[Excerpts from an interface dataset]
——
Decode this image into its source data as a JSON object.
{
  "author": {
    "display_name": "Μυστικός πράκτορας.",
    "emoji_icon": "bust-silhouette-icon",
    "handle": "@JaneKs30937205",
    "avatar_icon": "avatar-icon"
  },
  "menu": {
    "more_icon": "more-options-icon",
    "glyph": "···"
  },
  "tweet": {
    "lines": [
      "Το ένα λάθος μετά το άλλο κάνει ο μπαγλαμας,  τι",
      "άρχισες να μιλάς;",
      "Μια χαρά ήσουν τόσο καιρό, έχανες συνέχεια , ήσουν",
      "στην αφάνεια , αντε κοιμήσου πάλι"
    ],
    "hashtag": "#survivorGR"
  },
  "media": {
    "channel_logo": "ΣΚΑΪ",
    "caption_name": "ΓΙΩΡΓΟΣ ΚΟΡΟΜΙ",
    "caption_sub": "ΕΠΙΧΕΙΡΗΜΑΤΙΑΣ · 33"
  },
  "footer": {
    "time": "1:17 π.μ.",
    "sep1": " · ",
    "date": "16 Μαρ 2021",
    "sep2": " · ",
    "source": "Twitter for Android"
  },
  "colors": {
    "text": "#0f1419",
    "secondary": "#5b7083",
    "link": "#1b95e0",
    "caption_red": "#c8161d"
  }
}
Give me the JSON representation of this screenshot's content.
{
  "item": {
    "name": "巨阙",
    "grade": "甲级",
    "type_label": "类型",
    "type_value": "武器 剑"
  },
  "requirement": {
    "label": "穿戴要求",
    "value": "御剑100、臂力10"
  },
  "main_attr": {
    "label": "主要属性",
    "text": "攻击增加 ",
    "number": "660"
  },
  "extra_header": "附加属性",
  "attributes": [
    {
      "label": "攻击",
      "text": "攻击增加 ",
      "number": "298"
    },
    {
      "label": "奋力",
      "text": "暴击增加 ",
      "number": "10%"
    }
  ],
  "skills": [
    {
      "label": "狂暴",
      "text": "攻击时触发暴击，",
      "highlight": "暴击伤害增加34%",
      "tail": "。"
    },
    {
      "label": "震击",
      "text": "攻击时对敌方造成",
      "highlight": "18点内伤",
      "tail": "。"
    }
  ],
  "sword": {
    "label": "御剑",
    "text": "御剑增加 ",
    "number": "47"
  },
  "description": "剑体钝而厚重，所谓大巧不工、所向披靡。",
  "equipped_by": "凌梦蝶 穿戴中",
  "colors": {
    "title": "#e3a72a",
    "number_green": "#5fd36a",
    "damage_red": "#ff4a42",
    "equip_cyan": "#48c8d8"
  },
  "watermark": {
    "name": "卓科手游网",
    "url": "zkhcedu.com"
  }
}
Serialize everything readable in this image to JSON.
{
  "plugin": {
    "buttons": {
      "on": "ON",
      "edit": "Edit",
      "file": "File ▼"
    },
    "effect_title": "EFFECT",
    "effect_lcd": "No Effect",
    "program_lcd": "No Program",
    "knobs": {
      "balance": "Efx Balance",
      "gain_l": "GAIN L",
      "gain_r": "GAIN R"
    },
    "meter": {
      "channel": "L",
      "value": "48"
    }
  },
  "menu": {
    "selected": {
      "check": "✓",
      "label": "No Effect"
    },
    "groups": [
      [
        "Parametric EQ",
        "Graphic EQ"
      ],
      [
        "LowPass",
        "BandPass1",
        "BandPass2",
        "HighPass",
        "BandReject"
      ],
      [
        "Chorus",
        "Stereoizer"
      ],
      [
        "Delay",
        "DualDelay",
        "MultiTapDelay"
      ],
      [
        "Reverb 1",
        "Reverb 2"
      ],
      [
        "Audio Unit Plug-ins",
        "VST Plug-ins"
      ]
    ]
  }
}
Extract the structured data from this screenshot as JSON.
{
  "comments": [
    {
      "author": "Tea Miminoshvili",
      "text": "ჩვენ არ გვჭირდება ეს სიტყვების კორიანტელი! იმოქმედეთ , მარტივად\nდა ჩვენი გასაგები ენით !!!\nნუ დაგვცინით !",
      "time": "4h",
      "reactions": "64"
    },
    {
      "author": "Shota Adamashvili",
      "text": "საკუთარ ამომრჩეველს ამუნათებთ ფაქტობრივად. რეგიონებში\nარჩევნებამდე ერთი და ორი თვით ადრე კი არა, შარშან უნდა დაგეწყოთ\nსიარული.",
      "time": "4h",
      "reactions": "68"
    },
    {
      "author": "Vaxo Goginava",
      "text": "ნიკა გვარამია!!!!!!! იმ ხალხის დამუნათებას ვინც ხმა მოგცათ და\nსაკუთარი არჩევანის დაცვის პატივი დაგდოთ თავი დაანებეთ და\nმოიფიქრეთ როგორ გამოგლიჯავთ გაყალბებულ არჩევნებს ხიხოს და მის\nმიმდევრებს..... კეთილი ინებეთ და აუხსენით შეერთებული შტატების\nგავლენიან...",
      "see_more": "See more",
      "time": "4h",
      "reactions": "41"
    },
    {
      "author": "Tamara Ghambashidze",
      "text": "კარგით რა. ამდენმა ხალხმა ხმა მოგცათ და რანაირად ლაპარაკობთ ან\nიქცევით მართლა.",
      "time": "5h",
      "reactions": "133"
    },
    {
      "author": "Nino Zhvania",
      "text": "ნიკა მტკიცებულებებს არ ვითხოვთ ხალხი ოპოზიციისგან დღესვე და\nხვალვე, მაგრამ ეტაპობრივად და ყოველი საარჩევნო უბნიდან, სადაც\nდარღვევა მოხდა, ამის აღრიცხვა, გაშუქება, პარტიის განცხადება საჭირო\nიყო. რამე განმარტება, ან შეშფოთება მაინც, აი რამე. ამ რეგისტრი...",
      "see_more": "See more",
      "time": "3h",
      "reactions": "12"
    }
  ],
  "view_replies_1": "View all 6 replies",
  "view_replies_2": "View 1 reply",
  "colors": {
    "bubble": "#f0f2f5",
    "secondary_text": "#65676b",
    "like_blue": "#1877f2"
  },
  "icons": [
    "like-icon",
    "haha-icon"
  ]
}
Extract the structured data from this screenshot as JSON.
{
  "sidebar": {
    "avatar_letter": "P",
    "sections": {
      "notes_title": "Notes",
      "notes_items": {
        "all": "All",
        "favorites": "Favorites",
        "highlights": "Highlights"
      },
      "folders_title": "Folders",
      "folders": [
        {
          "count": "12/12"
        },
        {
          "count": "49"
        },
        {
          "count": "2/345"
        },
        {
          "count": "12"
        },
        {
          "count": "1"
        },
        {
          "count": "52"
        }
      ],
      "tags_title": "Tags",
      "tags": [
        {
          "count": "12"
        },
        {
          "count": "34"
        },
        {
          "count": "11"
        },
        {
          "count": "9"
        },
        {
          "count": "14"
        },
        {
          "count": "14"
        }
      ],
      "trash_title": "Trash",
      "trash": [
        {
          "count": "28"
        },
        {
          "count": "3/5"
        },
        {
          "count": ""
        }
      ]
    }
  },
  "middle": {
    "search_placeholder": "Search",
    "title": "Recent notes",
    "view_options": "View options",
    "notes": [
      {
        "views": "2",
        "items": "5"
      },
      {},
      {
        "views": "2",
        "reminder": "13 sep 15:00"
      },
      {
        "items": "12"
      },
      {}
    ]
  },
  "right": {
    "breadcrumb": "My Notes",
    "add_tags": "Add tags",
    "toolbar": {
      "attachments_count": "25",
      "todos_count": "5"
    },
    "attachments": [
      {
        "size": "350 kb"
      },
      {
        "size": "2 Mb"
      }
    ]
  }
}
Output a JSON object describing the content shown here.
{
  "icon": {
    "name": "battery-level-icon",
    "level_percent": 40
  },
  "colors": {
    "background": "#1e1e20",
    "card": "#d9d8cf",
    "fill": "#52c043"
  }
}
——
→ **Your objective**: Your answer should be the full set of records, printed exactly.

→ **Finished exercise**:
Decode this image into its source data as a JSON object.
{
  "author": {
    "display_name": "Μυστικός πράκτορας.",
    "emoji_icon": "bust-silhouette-icon",
    "handle": "@JaneKs30937205",
    "avatar_icon": "avatar-icon"
  },
  "menu": {
    "more_icon": "more-options-icon",
    "glyph": "···"
  },
  "tweet": {
    "lines": [
      "Το ένα λάθος μετά το άλλο κάνει ο μπαγλαμας,  τι",
      "άρχισες να μιλάς;",
      "Μια χαρά ήσουν τόσο καιρό, έχανες συνέχεια , ήσουν",
      "στην αφάνεια , αντε κοιμήσου πάλι"
    ],
    "hashtag": "#survivorGR"
  },
  "media": {
    "channel_logo": "ΣΚΑΪ",
    "caption_name": "ΓΙΩΡΓΟΣ ΚΟΡΟΜΙ",
    "caption_sub": "ΕΠΙΧΕΙΡΗΜΑΤΙΑΣ · 33"
  },
  "footer": {
    "time": "1:17 π.μ.",
    "sep1": " · ",
    "date": "16 Μαρ 2021",
    "sep2": " · ",
    "source": "Twitter for Android"
  },
  "colors": {
    "text": "#0f1419",
    "secondary": "#5b7083",
    "link": "#1b95e0",
    "caption_red": "#c8161d"
  }
}
Give me the JSON representation of this screenshot's content.
{
  "item": {
    "name": "巨阙",
    "grade": "甲级",
    "type_label": "类型",
    "type_value": "武器 剑"
  },
  "requirement": {
    "label": "穿戴要求",
    "value": "御剑100、臂力10"
  },
  "main_attr": {
    "label": "主要属性",
    "text": "攻击增加 ",
    "number": "660"
  },
  "extra_header": "附加属性",
  "attributes": [
    {
      "label": "攻击",
      "text": "攻击增加 ",
      "number": "298"
    },
    {
      "label": "奋力",
      "text": "暴击增加 ",
      "number": "10%"
    }
  ],
  "skills": [
    {
      "label": "狂暴",
      "text": "攻击时触发暴击，",
      "highlight": "暴击伤害增加34%",
      "tail": "。"
    },
    {
      "label": "震击",
      "text": "攻击时对敌方造成",
      "highlight": "18点内伤",
      "tail": "。"
    }
  ],
  "sword": {
    "label": "御剑",
    "text": "御剑增加 ",
    "number": "47"
  },
  "description": "剑体钝而厚重，所谓大巧不工、所向披靡。",
  "equipped_by": "凌梦蝶 穿戴中",
  "colors": {
    "title": "#e3a72a",
    "number_green": "#5fd36a",
    "damage_red": "#ff4a42",
    "equip_cyan": "#48c8d8"
  },
  "watermark": {
    "name": "卓科手游网",
    "url": "zkhcedu.com"
  }
}
Serialize everything readable in this image to JSON.
{
  "plugin": {
    "buttons": {
      "on": "ON",
      "edit": "Edit",
      "file": "File ▼"
    },
    "effect_title": "EFFECT",
    "effect_lcd": "No Effect",
    "program_lcd": "No Program",
    "knobs": {
      "balance": "Efx Balance",
      "gain_l": "GAIN L",
      "gain_r": "GAIN R"
    },
    "meter": {
      "channel": "L",
      "value": "48"
    }
  },
  "menu": {
    "selected": {
      "check": "✓",
      "label": "No Effect"
    },
    "groups": [
      [
        "Parametric EQ",
        "Graphic EQ"
      ],
      [
        "LowPass",
        "BandPass1",
        "BandPass2",
        "HighPass",
        "BandReject"
      ],
      [
        "Chorus",
        "Stereoizer"
      ],
      [
        "Delay",
        "DualDelay",
        "MultiTapDelay"
      ],
      [
        "Reverb 1",
        "Reverb 2"
      ],
      [
        "Audio Unit Plug-ins",
        "VST Plug-ins"
      ]
    ]
  }
}
Extract the structured data from this screenshot as JSON.
{
  "comments": [
    {
      "author": "Tea Miminoshvili",
      "text": "ჩვენ არ გვჭირდება ეს სიტყვების კორიანტელი! იმოქმედეთ , მარტივად\nდა ჩვენი გასაგები ენით !!!\nნუ დაგვცინით !",
      "time": "4h",
      "reactions": "64"
    },
    {
      "author": "Shota Adamashvili",
      "text": "საკუთარ ამომრჩეველს ამუნათებთ ფაქტობრივად. რეგიონებში\nარჩევნებამდე ერთი და ორი თვით ადრე კი არა, შარშან უნდა დაგეწყოთ\nსიარული.",
      "time": "4h",
      "reactions": "68"
    },
    {
      "author": "Vaxo Goginava",
      "text": "ნიკა გვარამია!!!!!!! იმ ხალხის დამუნათებას ვინც ხმა მოგცათ და\nსაკუთარი არჩევანის დაცვის პატივი დაგდოთ თავი დაანებეთ და\nმოიფიქრეთ როგორ გამოგლიჯავთ გაყალბებულ არჩევნებს ხიხოს და მის\nმიმდევრებს..... კეთილი ინებეთ და აუხსენით შეერთებული შტატების\nგავლენიან...",
      "see_more": "See more",
      "time": "4h",
      "reactions": "41"
    },
    {
      "author": "Tamara Ghambashidze",
      "text": "კარგით რა. ამდენმა ხალხმა ხმა მოგცათ და რანაირად ლაპარაკობთ ან\nიქცევით მართლა.",
      "time": "5h",
      "reactions": "133"
    },
    {
      "author": "Nino Zhvania",
      "text": "ნიკა მტკიცებულებებს არ ვითხოვთ ხალხი ოპოზიციისგან დღესვე და\nხვალვე, მაგრამ ეტაპობრივად და ყოველი საარჩევნო უბნიდან, სადაც\nდარღვევა მოხდა, ამის აღრიცხვა, გაშუქება, პარტიის განცხადება საჭირო\nიყო. რამე განმარტება, ან შეშფოთება მაინც, აი რამე. ამ რეგისტრი...",
      "see_more": "See more",
      "time": "3h",
      "reactions": "12"
    }
  ],
  "view_replies_1": "View all 6 replies",
  "view_replies_2": "View 1 reply",
  "colors": {
    "bubble": "#f0f2f5",
    "secondary_text": "#65676b",
    "like_blue": "#1877f2"
  },
  "icons": [
    "like-icon",
    "haha-icon"
  ]
}
Extract the structured data from this screenshot as JSON.
{
  "sidebar": {
    "avatar_letter": "P",
    "sections": {
      "notes_title": "Notes",
      "notes_items": {
        "all": "All",
        "favorites": "Favorites",
        "highlights": "Highlights"
      },
      "folders_title": "Folders",
      "folders": [
        {
          "count": "12/12"
        },
        {
          "count": "49"
        },
        {
          "count": "2/345"
        },
        {
          "count": "12"
        },
        {
          "count": "1"
        },
        {
          "count": "52"
        }
      ],
      "tags_title": "Tags",
      "tags": [
        {
          "count": "12"
        },
        {
          "count": "34"
        },
        {
          "count": "11"
        },
        {
          "count": "9"
        },
        {
          "count": "14"
        },
        {
          "count": "14"
        }
      ],
      "trash_title": "Trash",
      "trash": [
        {
          "count": "28"
        },
        {
          "count": "3/5"
        },
        {
          "count": ""
        }
      ]
    }
  },
  "middle": {
    "search_placeholder": "Search",
    "title": "Recent notes",
    "view_options": "View options",
    "notes": [
      {
        "views": "2",
        "items": "5"
      },
      {},
      {
        "views": "2",
        "reminder": "13 sep 15:00"
      },
      {
        "items": "12"
      },
      {}
    ]
  },
  "right": {
    "breadcrumb": "My Notes",
    "add_tags": "Add tags",
    "toolbar": {
      "attachments_count": "25",
      "todos_count": "5"
    },
    "attachments": [
      {
        "size": "350 kb"
      },
      {
        "size": "2 Mb"
      }
    ]
  }
}
Output a JSON object describing the content shown here.
{
  "icon": {
    "name": "battery-level-icon",
    "level_percent": 40
  },
  "colors": {
    "background": "#1e1e20",
    "card": "#d9d8cf",
    "fill": "#52c043"
  }
}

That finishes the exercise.